SUPPLIED DATA >>
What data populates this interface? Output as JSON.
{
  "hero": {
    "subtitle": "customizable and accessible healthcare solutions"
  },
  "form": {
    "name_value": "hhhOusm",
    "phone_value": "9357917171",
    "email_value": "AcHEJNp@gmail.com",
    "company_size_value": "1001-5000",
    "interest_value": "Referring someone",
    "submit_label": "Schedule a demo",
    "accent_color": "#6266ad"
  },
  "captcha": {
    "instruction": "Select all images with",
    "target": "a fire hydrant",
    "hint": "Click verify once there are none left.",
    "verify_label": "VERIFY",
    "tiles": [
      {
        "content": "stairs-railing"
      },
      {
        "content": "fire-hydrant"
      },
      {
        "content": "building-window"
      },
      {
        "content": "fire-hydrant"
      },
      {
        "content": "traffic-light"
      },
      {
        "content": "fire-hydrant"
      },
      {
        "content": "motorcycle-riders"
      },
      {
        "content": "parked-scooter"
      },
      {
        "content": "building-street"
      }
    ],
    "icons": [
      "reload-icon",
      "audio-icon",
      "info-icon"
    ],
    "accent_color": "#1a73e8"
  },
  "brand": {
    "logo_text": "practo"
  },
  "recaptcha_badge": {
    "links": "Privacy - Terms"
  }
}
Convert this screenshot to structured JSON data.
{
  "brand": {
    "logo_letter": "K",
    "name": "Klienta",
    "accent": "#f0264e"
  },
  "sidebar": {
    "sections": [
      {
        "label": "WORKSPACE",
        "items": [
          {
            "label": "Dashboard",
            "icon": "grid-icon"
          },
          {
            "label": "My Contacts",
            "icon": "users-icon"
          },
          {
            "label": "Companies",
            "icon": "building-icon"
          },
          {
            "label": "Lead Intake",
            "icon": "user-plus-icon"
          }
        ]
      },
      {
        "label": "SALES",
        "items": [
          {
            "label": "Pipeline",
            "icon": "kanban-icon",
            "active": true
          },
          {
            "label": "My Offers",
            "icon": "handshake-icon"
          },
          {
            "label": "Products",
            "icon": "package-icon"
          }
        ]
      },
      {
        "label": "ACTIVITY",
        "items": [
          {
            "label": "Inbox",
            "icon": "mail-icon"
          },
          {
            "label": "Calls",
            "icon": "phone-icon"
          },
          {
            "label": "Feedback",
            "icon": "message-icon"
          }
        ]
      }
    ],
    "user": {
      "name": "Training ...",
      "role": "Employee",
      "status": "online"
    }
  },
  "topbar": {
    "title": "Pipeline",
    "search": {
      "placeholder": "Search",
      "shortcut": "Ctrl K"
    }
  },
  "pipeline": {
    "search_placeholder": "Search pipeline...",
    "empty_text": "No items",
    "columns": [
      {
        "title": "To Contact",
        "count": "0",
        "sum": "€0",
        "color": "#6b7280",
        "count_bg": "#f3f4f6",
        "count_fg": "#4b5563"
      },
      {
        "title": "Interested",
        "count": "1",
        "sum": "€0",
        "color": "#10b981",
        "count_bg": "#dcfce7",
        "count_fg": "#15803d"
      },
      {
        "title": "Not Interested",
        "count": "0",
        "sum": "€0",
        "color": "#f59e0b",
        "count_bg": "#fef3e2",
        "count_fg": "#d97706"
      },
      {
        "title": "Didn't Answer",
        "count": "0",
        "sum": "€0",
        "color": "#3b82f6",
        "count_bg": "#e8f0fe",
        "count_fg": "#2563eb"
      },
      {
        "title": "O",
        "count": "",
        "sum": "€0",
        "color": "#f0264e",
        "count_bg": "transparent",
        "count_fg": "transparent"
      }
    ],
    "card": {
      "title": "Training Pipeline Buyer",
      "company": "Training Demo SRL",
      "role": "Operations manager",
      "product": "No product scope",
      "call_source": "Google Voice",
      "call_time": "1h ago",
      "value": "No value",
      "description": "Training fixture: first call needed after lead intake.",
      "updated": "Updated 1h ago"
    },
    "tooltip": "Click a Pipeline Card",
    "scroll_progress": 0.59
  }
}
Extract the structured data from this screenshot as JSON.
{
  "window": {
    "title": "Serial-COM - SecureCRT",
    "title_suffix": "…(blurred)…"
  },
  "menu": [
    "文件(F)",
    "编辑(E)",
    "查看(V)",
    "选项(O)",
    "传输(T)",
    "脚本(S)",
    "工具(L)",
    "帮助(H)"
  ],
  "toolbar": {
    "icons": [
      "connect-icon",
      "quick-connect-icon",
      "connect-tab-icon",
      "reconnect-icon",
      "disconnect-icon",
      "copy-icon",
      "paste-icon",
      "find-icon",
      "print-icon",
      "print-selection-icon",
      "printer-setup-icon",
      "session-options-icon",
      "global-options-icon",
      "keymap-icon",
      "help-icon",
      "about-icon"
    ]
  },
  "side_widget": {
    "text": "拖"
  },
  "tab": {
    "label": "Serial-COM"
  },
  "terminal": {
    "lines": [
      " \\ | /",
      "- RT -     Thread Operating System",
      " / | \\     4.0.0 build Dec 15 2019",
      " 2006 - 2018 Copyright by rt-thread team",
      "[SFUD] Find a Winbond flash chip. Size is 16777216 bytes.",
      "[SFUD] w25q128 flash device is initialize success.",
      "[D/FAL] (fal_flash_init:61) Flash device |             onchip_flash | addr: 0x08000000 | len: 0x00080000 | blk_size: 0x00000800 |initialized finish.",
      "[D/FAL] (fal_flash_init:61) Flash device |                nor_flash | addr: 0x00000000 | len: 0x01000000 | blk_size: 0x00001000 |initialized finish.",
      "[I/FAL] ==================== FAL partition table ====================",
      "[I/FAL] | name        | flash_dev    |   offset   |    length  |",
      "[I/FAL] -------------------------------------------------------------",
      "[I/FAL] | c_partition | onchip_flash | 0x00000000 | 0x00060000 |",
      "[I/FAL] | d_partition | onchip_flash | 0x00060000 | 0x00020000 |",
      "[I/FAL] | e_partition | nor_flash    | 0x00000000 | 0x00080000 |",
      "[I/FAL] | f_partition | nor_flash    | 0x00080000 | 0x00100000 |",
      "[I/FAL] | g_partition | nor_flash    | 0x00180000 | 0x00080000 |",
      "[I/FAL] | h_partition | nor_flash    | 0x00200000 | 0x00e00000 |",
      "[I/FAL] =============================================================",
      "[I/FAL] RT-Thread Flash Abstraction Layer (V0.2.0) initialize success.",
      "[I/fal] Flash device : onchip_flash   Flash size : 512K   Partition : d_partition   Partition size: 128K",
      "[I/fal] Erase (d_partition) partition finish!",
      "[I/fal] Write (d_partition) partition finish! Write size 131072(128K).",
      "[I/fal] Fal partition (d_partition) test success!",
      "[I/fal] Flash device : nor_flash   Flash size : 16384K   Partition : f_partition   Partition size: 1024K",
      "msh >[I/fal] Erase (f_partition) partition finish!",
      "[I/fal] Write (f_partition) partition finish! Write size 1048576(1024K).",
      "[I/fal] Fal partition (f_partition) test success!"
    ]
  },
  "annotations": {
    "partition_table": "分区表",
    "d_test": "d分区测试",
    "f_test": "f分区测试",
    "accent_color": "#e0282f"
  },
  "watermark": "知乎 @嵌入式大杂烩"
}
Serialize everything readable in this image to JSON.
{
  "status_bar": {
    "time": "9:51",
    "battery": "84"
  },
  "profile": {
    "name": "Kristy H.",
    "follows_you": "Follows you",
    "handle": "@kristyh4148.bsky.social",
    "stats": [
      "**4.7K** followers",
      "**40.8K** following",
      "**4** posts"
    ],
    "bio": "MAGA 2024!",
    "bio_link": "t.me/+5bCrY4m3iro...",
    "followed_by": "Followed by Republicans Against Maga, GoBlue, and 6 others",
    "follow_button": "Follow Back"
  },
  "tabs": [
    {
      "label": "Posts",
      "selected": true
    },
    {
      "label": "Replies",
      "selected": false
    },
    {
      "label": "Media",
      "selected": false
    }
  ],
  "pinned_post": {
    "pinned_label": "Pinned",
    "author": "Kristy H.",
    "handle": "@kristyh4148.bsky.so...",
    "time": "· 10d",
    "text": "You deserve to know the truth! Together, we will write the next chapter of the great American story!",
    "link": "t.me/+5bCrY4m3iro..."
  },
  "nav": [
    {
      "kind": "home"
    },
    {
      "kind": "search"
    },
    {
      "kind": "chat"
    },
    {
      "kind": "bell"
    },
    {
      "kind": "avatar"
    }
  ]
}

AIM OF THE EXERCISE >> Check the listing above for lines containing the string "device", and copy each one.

WRITTEN RESPONSE >>
      "[SFUD] w25q128 flash device is initialize success.",
      "[D/FAL] (fal_flash_init:61) Flash device |             onchip_flash | addr: 0x08000000 | len: 0x00080000 | blk_size: 0x00000800 |initialized finish.",
      "[D/FAL] (fal_flash_init:61) Flash device |                nor_flash | addr: 0x00000000 | len: 0x01000000 | blk_size: 0x00001000 |initialized finish.",
      "[I/fal] Flash device : onchip_flash   Flash size : 512K   Partition : d_partition   Partition size: 128K",
      "[I/fal] Flash device : nor_flash   Flash size : 16384K   Partition : f_partition   Partition size: 1024K",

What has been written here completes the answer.